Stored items
┄┄┄┄┄┄┄┄┄┄

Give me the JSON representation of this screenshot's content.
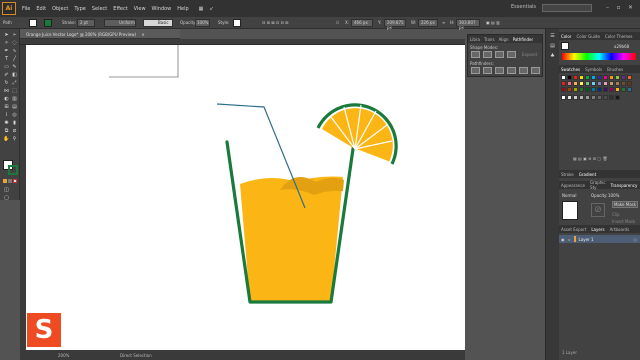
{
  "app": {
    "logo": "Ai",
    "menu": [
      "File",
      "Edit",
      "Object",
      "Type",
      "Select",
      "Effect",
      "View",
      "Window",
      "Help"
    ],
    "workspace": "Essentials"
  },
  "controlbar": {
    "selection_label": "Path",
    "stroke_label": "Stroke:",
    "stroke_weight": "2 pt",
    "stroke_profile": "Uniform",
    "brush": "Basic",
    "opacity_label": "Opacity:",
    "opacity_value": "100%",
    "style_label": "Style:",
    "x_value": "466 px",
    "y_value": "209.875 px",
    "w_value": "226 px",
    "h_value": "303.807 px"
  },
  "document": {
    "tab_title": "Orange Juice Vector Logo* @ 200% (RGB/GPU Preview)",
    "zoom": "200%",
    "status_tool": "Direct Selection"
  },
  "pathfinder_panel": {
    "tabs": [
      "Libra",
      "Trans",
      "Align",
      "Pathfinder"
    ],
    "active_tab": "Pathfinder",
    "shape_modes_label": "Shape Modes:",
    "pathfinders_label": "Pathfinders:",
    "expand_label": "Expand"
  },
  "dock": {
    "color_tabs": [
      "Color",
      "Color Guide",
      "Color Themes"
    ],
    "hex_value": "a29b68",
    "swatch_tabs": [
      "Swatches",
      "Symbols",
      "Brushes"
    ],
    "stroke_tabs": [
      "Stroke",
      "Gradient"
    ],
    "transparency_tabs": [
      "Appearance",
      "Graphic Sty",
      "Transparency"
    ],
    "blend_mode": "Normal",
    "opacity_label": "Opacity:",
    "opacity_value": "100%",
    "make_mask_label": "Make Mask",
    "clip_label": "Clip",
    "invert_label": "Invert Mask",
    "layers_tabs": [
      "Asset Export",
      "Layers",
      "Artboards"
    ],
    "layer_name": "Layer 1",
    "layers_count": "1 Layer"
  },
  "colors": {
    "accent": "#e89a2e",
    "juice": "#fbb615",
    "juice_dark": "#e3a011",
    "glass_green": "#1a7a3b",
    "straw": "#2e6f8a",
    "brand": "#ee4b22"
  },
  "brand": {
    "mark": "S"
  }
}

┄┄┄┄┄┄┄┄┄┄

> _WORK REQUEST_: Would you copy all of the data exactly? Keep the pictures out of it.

> _THE ANSWER_:
Give me the JSON representation of this screenshot's content.
{
  "app": {
    "logo": "Ai",
    "menu": [
      "File",
      "Edit",
      "Object",
      "Type",
      "Select",
      "Effect",
      "View",
      "Window",
      "Help"
    ],
    "workspace": "Essentials"
  },
  "controlbar": {
    "selection_label": "Path",
    "stroke_label": "Stroke:",
    "stroke_weight": "2 pt",
    "stroke_profile": "Uniform",
    "brush": "Basic",
    "opacity_label": "Opacity:",
    "opacity_value": "100%",
    "style_label": "Style:",
    "x_value": "466 px",
    "y_value": "209.875 px",
    "w_value": "226 px",
    "h_value": "303.807 px"
  },
  "document": {
    "tab_title": "Orange Juice Vector Logo* @ 200% (RGB/GPU Preview)",
    "zoom": "200%",
    "status_tool": "Direct Selection"
  },
  "pathfinder_panel": {
    "tabs": [
      "Libra",
      "Trans",
      "Align",
      "Pathfinder"
    ],
    "active_tab": "Pathfinder",
    "shape_modes_label": "Shape Modes:",
    "pathfinders_label": "Pathfinders:",
    "expand_label": "Expand"
  },
  "dock": {
    "color_tabs": [
      "Color",
      "Color Guide",
      "Color Themes"
    ],
    "hex_value": "a29b68",
    "swatch_tabs": [
      "Swatches",
      "Symbols",
      "Brushes"
    ],
    "stroke_tabs": [
      "Stroke",
      "Gradient"
    ],
    "transparency_tabs": [
      "Appearance",
      "Graphic Sty",
      "Transparency"
    ],
    "blend_mode": "Normal",
    "opacity_label": "Opacity:",
    "opacity_value": "100%",
    "make_mask_label": "Make Mask",
    "clip_label": "Clip",
    "invert_label": "Invert Mask",
    "layers_tabs": [
      "Asset Export",
      "Layers",
      "Artboards"
    ],
    "layer_name": "Layer 1",
    "layers_count": "1 Layer"
  },
  "colors": {
    "accent": "#e89a2e",
    "juice": "#fbb615",
    "juice_dark": "#e3a011",
    "glass_green": "#1a7a3b",
    "straw": "#2e6f8a",
    "brand": "#ee4b22"
  },
  "brand": {
    "mark": "S"
  }
}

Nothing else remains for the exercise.